[[ Records for the task, beginning ]]

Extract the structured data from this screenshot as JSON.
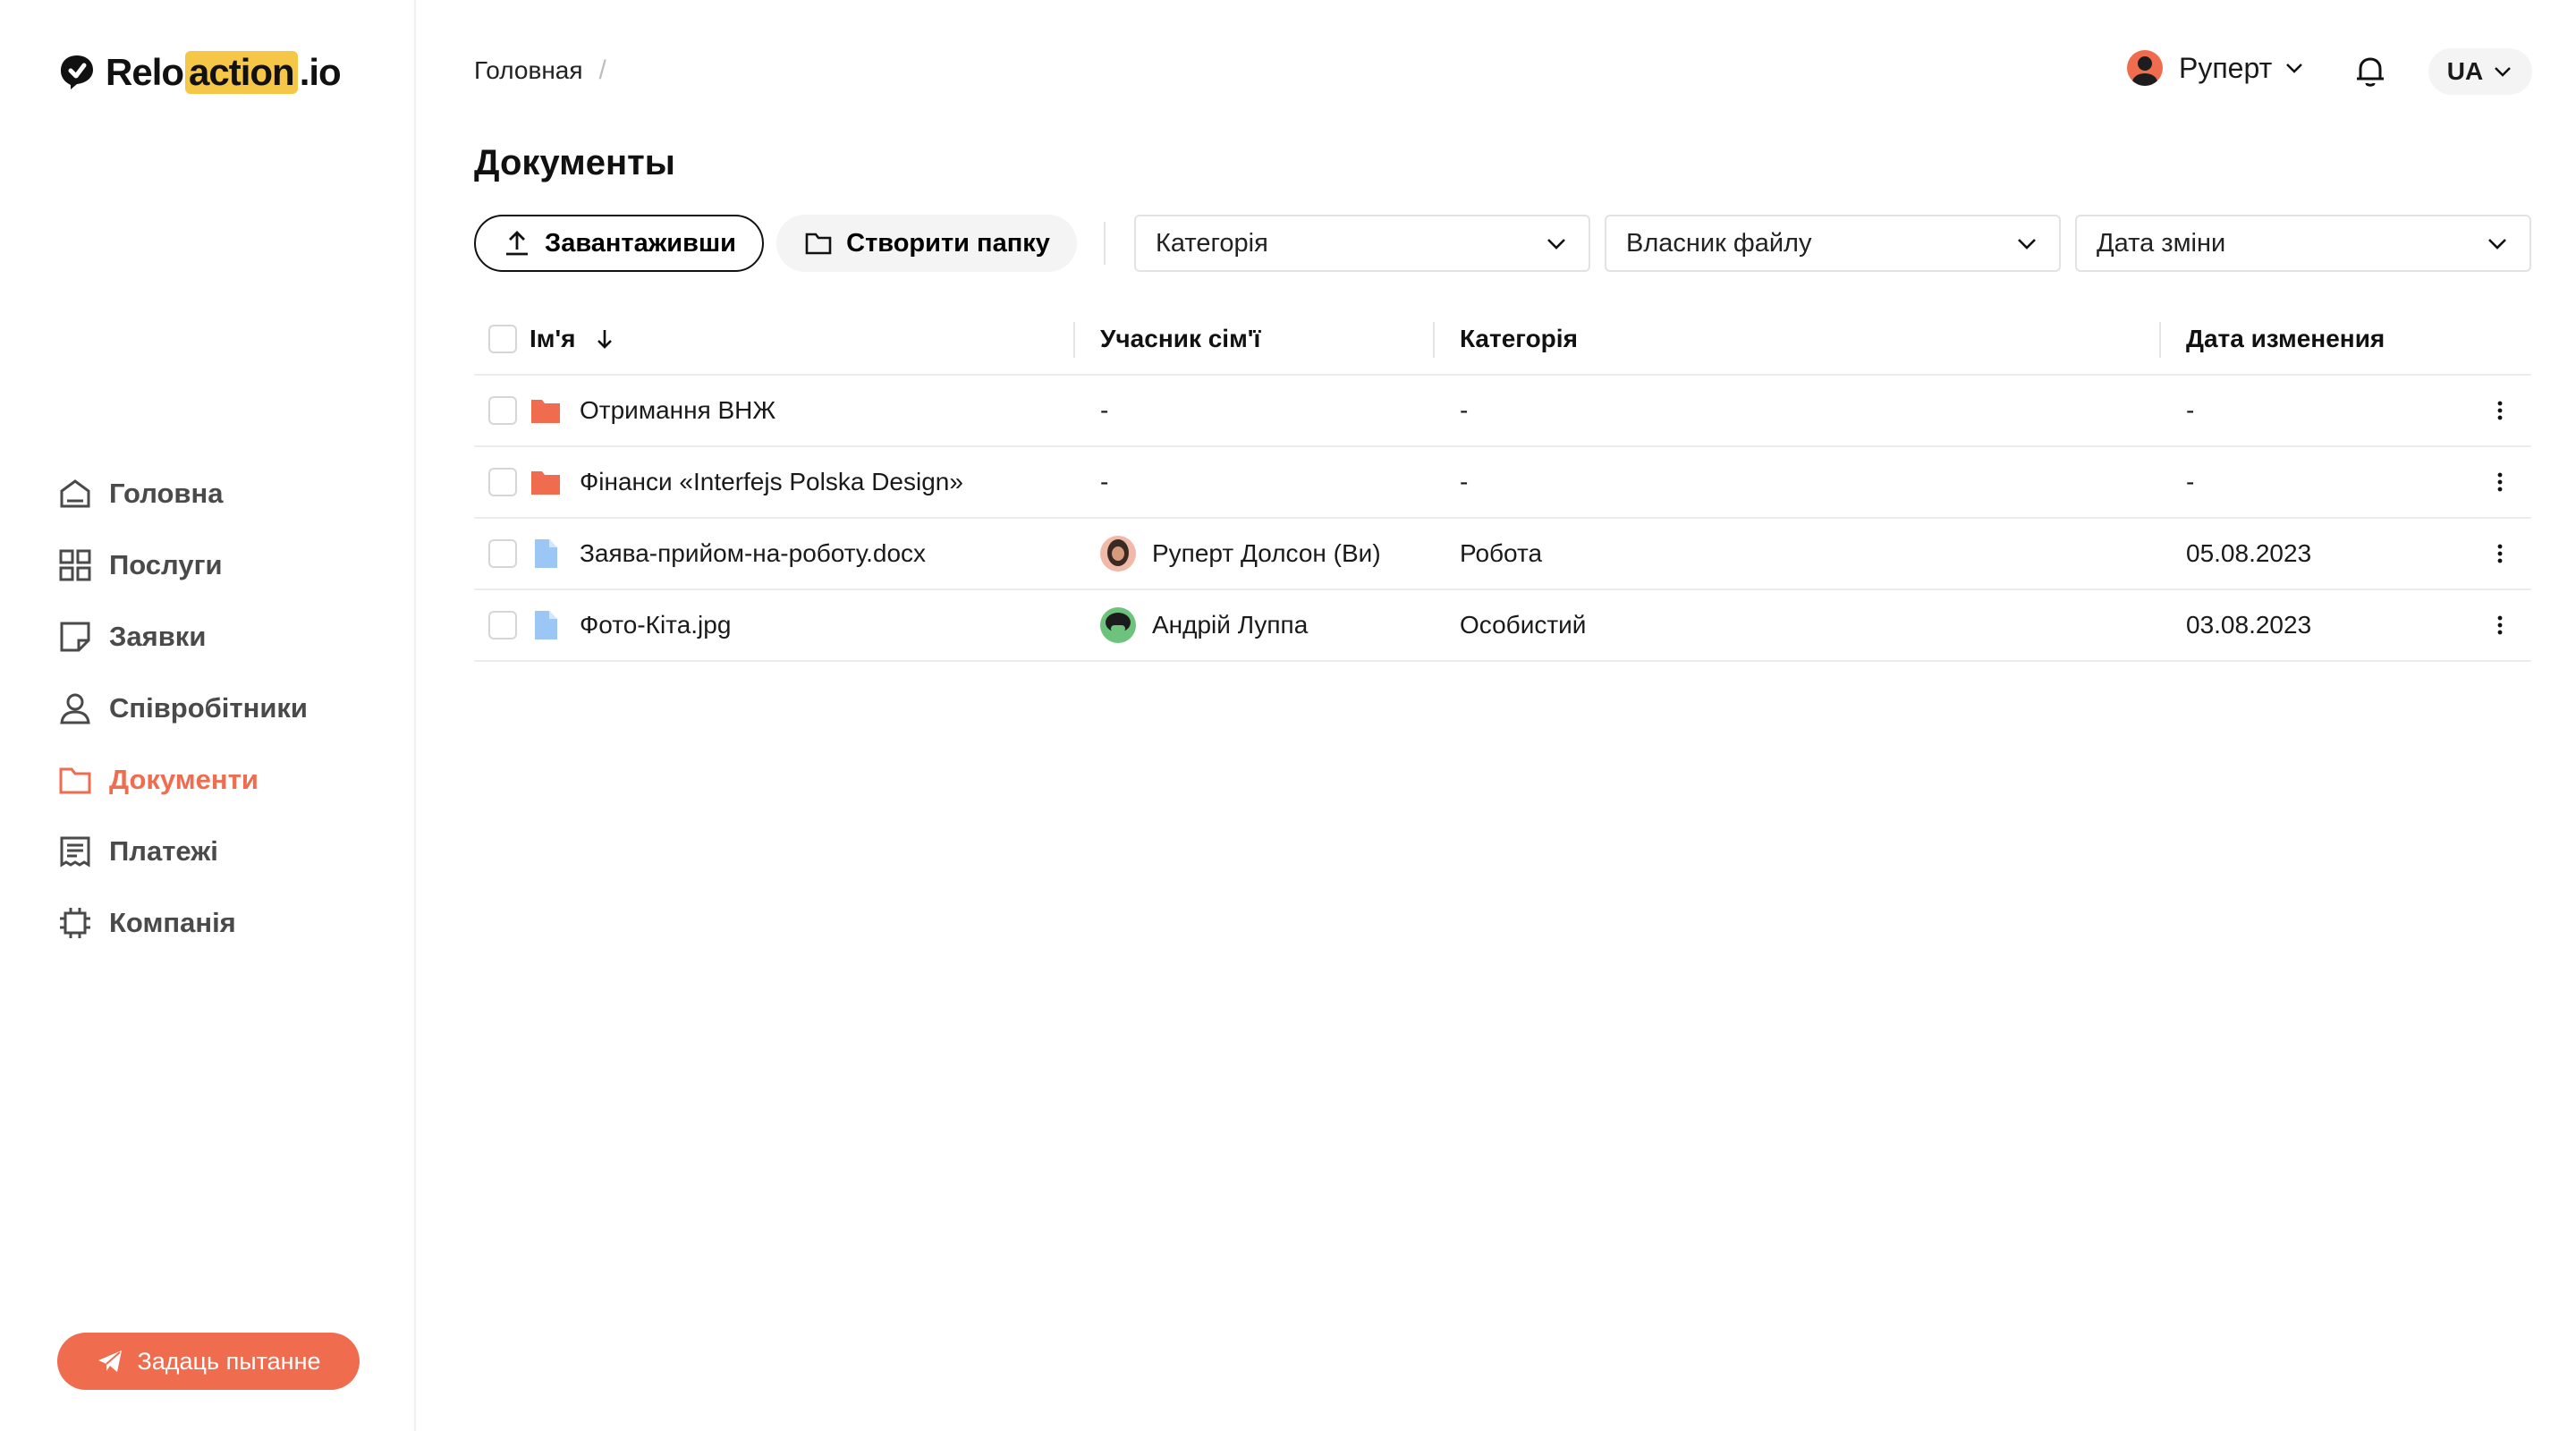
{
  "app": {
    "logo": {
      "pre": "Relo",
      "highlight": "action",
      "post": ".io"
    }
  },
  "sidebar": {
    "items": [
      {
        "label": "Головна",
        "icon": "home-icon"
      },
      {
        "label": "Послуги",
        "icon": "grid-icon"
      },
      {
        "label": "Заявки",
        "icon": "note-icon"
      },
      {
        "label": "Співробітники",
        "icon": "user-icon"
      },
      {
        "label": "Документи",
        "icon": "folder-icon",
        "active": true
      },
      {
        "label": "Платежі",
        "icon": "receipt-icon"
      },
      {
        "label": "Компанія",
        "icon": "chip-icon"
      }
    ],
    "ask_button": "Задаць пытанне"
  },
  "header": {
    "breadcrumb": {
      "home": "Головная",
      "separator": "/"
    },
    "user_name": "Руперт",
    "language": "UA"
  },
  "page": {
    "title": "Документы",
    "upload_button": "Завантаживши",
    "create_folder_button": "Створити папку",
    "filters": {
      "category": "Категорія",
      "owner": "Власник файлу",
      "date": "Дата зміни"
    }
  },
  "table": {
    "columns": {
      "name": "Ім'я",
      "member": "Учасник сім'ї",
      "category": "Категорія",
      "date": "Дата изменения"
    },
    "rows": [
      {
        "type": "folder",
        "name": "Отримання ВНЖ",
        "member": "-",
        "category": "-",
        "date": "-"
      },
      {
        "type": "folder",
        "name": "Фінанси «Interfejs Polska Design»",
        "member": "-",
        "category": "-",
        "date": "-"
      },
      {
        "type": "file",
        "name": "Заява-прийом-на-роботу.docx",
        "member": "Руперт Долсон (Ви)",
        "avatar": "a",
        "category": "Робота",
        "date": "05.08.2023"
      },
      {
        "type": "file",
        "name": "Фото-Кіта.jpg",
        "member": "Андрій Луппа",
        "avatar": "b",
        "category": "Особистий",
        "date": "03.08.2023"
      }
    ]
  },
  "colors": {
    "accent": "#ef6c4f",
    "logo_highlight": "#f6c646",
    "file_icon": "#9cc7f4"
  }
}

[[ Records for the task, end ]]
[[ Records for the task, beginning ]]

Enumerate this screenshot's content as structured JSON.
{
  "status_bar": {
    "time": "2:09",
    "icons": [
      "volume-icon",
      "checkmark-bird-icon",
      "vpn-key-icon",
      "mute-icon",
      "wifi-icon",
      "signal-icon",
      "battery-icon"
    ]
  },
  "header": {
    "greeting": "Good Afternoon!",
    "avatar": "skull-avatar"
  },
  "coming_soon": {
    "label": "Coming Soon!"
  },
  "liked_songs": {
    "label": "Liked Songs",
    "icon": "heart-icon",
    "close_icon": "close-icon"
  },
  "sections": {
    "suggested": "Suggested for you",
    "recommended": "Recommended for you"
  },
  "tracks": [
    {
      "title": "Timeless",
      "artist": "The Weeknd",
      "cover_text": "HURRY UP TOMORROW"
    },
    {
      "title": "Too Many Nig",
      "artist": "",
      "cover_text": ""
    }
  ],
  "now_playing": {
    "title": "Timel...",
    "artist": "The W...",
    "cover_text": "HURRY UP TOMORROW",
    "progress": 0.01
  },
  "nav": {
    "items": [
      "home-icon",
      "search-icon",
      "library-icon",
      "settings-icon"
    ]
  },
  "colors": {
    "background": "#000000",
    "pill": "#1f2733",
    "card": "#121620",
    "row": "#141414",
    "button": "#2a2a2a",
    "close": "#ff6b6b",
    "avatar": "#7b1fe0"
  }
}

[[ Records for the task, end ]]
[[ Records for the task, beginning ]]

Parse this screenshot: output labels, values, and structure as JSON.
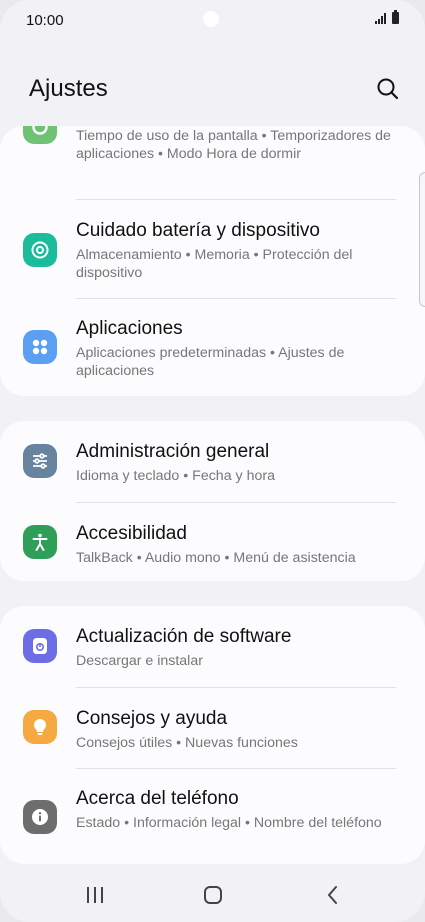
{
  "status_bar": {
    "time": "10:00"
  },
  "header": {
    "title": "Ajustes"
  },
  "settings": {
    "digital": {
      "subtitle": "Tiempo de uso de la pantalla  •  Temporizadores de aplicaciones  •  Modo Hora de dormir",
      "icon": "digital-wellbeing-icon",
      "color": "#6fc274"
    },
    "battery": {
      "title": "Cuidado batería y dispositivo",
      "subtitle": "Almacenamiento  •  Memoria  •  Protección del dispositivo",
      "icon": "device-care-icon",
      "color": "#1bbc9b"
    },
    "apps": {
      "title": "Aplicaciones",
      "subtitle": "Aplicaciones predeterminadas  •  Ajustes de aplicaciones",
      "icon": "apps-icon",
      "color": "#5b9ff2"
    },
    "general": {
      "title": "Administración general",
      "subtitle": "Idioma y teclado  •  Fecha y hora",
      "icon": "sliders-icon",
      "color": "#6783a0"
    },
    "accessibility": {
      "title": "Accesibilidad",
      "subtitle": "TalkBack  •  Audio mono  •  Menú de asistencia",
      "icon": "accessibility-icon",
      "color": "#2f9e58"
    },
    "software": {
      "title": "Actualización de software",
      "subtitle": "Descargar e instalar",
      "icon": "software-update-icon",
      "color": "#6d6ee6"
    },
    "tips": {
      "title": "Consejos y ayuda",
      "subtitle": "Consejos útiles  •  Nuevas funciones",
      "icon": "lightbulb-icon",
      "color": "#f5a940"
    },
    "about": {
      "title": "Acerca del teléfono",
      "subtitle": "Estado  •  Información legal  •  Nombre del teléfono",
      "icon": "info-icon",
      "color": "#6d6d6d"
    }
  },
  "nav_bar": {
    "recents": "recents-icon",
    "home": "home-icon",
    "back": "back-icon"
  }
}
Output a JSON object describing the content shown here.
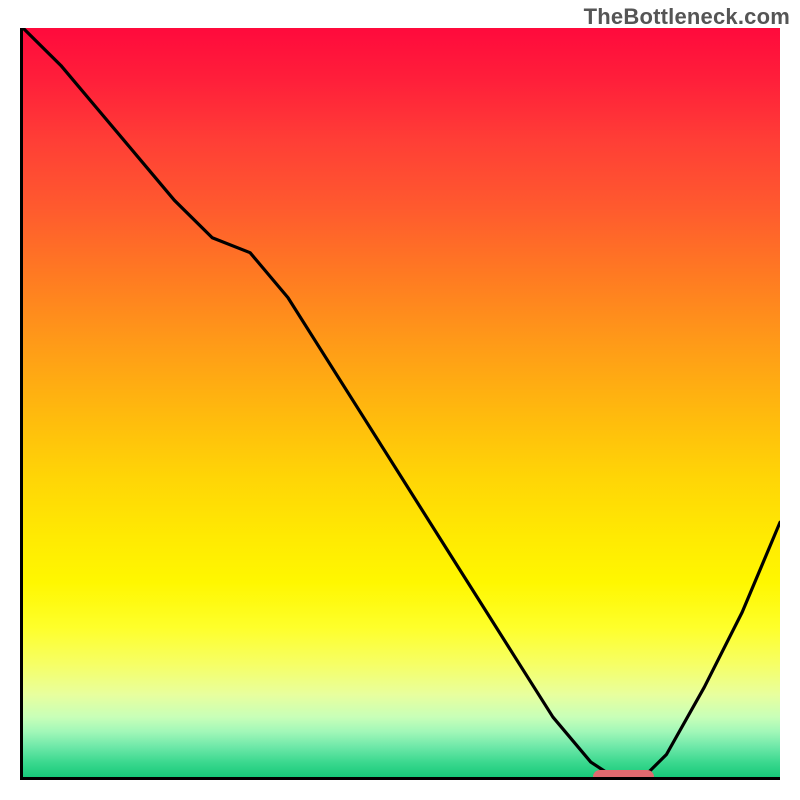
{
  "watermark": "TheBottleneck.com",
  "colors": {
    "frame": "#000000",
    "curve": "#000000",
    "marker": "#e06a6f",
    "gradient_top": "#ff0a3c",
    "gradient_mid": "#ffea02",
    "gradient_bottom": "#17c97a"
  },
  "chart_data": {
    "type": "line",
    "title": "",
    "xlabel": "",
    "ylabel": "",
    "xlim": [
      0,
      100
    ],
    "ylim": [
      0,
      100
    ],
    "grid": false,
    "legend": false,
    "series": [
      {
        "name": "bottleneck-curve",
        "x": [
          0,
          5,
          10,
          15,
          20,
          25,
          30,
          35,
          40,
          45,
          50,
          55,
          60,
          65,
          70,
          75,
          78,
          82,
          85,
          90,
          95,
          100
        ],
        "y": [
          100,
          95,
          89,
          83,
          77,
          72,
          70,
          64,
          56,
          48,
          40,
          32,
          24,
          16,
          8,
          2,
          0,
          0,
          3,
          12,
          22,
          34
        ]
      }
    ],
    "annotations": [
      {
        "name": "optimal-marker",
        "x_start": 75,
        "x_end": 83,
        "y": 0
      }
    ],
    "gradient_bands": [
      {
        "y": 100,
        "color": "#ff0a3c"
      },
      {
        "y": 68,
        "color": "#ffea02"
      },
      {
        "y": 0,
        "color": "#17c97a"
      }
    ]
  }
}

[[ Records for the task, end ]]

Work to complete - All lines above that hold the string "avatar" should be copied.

Output of the exercise -
        "avatar": "a",
        "avatar": "b",
    "avatar": "skull-avatar"
    "avatar": "#7b1fe0"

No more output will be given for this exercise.